Back-and-forth method

In mathematical logic, especially set theory and model theory, the back-and-forth method is a method for showing isomorphism between countably infinite structures satisfying specified conditions. In particular it can be used to prove that any two countably infinite densely ordered sets (i.e., linearly ordered in such a way that between any two members there is another) without endpoints are isomorphic. An isomorphism between linear orders is simply a strictly increasing bijection.

Reduced product

In model theory, a branch of mathematical logic, and in algebra, the reduced product is a construction that generalizes both direct product and ultraproduct.
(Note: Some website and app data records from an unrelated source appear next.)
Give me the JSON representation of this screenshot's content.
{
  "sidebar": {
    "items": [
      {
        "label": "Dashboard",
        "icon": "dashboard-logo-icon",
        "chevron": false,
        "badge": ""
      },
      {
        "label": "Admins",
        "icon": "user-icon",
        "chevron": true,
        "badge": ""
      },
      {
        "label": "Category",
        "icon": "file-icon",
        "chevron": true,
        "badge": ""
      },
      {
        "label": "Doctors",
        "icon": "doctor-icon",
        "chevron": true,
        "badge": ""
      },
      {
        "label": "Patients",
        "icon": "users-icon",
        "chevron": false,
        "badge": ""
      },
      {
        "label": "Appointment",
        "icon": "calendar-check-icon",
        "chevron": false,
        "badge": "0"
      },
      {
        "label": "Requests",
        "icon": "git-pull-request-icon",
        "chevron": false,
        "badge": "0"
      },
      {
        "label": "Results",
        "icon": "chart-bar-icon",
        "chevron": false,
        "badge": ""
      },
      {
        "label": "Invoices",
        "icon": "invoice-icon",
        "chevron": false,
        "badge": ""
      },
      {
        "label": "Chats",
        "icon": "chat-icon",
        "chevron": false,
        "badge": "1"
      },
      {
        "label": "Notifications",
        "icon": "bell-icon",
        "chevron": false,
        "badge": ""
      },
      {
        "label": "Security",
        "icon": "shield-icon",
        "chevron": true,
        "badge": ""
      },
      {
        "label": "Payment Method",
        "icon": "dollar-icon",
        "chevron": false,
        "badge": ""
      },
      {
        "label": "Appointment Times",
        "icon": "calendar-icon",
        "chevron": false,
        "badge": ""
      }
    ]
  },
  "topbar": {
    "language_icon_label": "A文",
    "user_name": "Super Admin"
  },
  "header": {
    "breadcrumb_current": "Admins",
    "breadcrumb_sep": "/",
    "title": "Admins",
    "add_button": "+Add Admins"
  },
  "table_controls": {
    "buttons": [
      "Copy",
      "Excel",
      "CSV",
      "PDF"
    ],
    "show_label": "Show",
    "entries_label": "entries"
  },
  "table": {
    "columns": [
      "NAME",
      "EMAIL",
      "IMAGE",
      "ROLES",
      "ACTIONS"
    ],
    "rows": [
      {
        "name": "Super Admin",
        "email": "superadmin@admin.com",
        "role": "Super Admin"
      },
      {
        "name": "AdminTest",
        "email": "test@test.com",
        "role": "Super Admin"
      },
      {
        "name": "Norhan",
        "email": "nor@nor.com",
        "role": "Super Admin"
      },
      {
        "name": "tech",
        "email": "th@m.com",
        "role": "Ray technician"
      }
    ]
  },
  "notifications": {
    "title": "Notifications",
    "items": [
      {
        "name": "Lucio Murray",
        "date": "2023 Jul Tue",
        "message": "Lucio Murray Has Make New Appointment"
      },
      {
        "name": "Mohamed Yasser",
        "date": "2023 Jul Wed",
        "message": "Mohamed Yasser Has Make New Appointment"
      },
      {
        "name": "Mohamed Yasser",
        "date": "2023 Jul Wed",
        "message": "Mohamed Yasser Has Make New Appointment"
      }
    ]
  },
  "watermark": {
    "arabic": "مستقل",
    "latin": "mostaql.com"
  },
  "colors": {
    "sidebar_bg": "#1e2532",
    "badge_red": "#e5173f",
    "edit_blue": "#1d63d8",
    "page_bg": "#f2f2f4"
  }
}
Let {Si | i ∈ I} be a family of structures of the same signature σ indexed by a set I, and let U be a filter on I. The domain of the reduced product is the quotient of the Cartesian product by a certain equivalence relation ~: two elements (ai) and (bi) of the Cartesian product are equivalent if If U only contains I as an element, the equivalence relation is trivial, and the reduced product is just the original Cartesian product.